|WO1998028886A2||Dec 22, 1997||Jul 2, 1998||Telefonaktiebolaget Lm Ericsson (Publ)||Line terminal circuit for controlling the common mode voltage level on a transmission line|
|Citing Patent||Filing date||Publication date||Applicant||Title|
|US8089266||Aug 6, 2008||Jan 3, 2012||Robert Bosch Gmbh||Measuring induced currents on a CAN bus|
|US20100033165 *||Aug 6, 2008||Feb 11, 2010||Robert Bosch Gmbh||Measuring induced currents on a can bus|
|U.S. Classification||327/90, 327/331|
|International Classification||H03K17/16, H04L12/40, H03F3/45, H04L12/413|
|Cooperative Classification||H04L2012/40215, H04L12/4135, H03F3/45704|
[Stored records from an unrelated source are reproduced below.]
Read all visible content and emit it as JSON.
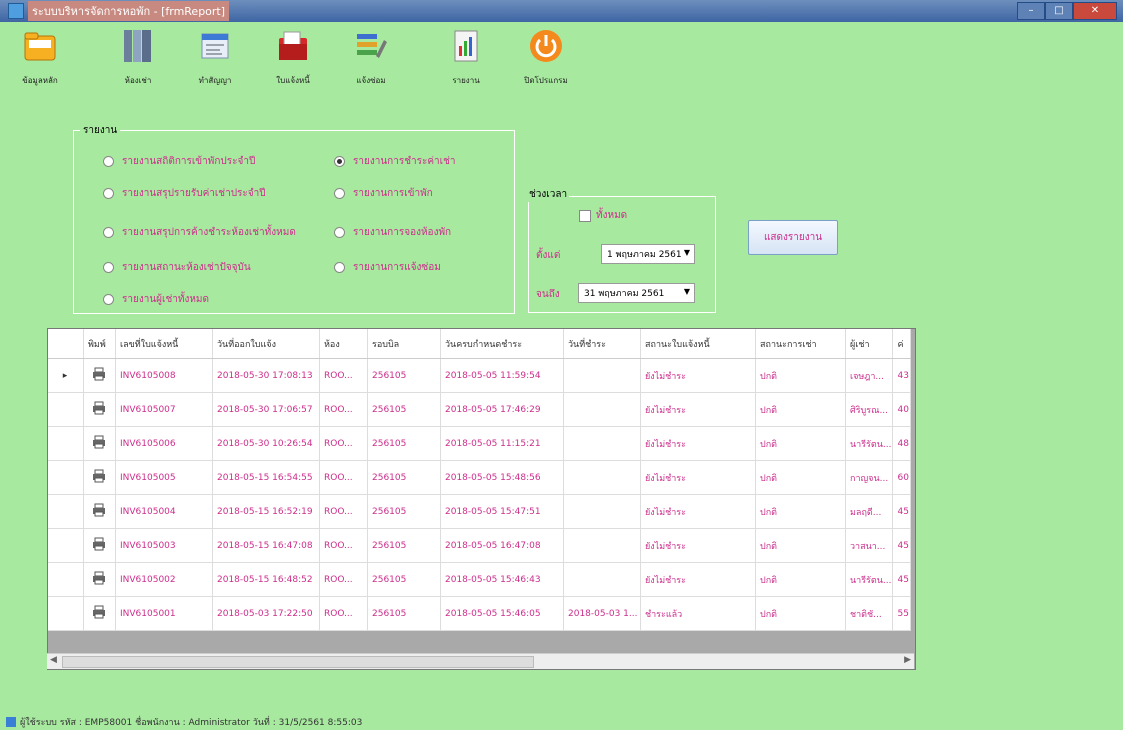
{
  "window": {
    "title": "ระบบบริหารจัดการหอพัก - [frmReport]"
  },
  "toolbar": {
    "items": [
      {
        "label": "ข้อมูลหลัก",
        "icon": "folder-icon"
      },
      {
        "label": "ห้องเช่า",
        "icon": "books-icon"
      },
      {
        "label": "ทำสัญญา",
        "icon": "contract-icon"
      },
      {
        "label": "ใบแจ้งหนี้",
        "icon": "invoice-folder-icon"
      },
      {
        "label": "แจ้งซ่อม",
        "icon": "repair-icon"
      },
      {
        "label": "รายงาน",
        "icon": "report-icon"
      },
      {
        "label": "ปิดโปรแกรม",
        "icon": "power-icon"
      }
    ]
  },
  "report_group": {
    "label": "รายงาน",
    "options": [
      {
        "label": "รายงานสถิติการเข้าพักประจำปี",
        "selected": false
      },
      {
        "label": "รายงานการชำระค่าเช่า",
        "selected": true
      },
      {
        "label": "รายงานสรุปรายรับค่าเช่าประจำปี",
        "selected": false
      },
      {
        "label": "รายงานการเข้าพัก",
        "selected": false
      },
      {
        "label": "รายงานสรุปการค้างชำระห้องเช่าทั้งหมด",
        "selected": false
      },
      {
        "label": "รายงานการจองห้องพัก",
        "selected": false
      },
      {
        "label": "รายงานสถานะห้องเช่าปัจจุบัน",
        "selected": false
      },
      {
        "label": "รายงานการแจ้งซ่อม",
        "selected": false
      },
      {
        "label": "รายงานผู้เช่าทั้งหมด",
        "selected": false
      }
    ]
  },
  "period": {
    "label": "ช่วงเวลา",
    "all_label": "ทั้งหมด",
    "from_label": "ตั้งแต่",
    "from_value": "1 พฤษภาคม 2561",
    "to_label": "จนถึง",
    "to_value": "31 พฤษภาคม 2561"
  },
  "show_button": "แสดงรายงาน",
  "table": {
    "columns": [
      "",
      "พิมพ์",
      "เลขที่ใบแจ้งหนี้",
      "วันที่ออกใบแจ้ง",
      "ห้อง",
      "รอบบิล",
      "วันครบกำหนดชำระ",
      "วันที่ชำระ",
      "สถานะใบแจ้งหนี้",
      "สถานะการเช่า",
      "ผู้เช่า",
      "ค่"
    ],
    "rows": [
      [
        "INV6105008",
        "2018-05-30 17:08:13",
        "ROO...",
        "256105",
        "2018-05-05 11:59:54",
        "",
        "ยังไม่ชำระ",
        "ปกติ",
        "เจษฎา...",
        "43"
      ],
      [
        "INV6105007",
        "2018-05-30 17:06:57",
        "ROO...",
        "256105",
        "2018-05-05 17:46:29",
        "",
        "ยังไม่ชำระ",
        "ปกติ",
        "ศิริบูรณ...",
        "40"
      ],
      [
        "INV6105006",
        "2018-05-30 10:26:54",
        "ROO...",
        "256105",
        "2018-05-05 11:15:21",
        "",
        "ยังไม่ชำระ",
        "ปกติ",
        "นารีรัตน...",
        "48"
      ],
      [
        "INV6105005",
        "2018-05-15 16:54:55",
        "ROO...",
        "256105",
        "2018-05-05 15:48:56",
        "",
        "ยังไม่ชำระ",
        "ปกติ",
        "กาญจน...",
        "60"
      ],
      [
        "INV6105004",
        "2018-05-15 16:52:19",
        "ROO...",
        "256105",
        "2018-05-05 15:47:51",
        "",
        "ยังไม่ชำระ",
        "ปกติ",
        "มลฤดี...",
        "45"
      ],
      [
        "INV6105003",
        "2018-05-15 16:47:08",
        "ROO...",
        "256105",
        "2018-05-05 16:47:08",
        "",
        "ยังไม่ชำระ",
        "ปกติ",
        "วาสนา...",
        "45"
      ],
      [
        "INV6105002",
        "2018-05-15 16:48:52",
        "ROO...",
        "256105",
        "2018-05-05 15:46:43",
        "",
        "ยังไม่ชำระ",
        "ปกติ",
        "นารีรัตน...",
        "45"
      ],
      [
        "INV6105001",
        "2018-05-03 17:22:50",
        "ROO...",
        "256105",
        "2018-05-05 15:46:05",
        "2018-05-03 1...",
        "ชำระแล้ว",
        "ปกติ",
        "ชาติชั...",
        "55"
      ]
    ]
  },
  "status_bar": {
    "text": "ผู้ใช้ระบบ รหัส : EMP58001  ชื่อพนักงาน : Administrator  วันที่ : 31/5/2561 8:55:03"
  }
}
|Aug 17, 2000||AS||Assignment|
Owner name: U.S. PHILIPS CORPORATION, NEW YORK
Free format text: ASSIGNMENT OF ASSIGNORS INTEREST;ASSIGNORS:BOEZEN, HENDRIK;HEUVEL, ABRAHAM KLAAS VAN DEN;REEL/FRAME:011174/0216;SIGNING DATES FROM 20000519 TO 20000523
|May 27, 2005||FPAY||Fee payment|
Year of fee payment: 4
|Dec 15, 2006||AS||Assignment|
Owner name: NXP B.V., NETHERLANDS
Free format text: ASSIGNMENT OF ASSIGNORS INTEREST;ASSIGNOR:U.S. PHILIPS CORPORATION;REEL/FRAME:018635/0755
Effective date: 20061127
|May 6, 2009||FPAY||Fee payment|
Year of fee payment: 8
|Mar 8, 2013||FPAY||Fee payment|
Year of fee payment: 12
|Sep 19, 2013||AS||Assignment|
Owner name: PARTNERS FOR CORPORATE RESEARCH INTERNATIONAL, CAY
Free format text: ASSIGNMENT OF ASSIGNORS INTEREST;ASSIGNOR:NXP B. V.;REEL/FRAME:031334/0449
Effective date: 20120907
|Mar 6, 2014||AS||Assignment|
Owner name: FUTURE LINK SYSTEMS, CALIFORNIA
Free format text: ASSIGNMENT OF ASSIGNORS INTEREST;ASSIGNOR:PARTNERS FOR CORPORATE RESEARCH INTERNATIONAL;REEL/FRAME:032399/0965
Effective date: 20130808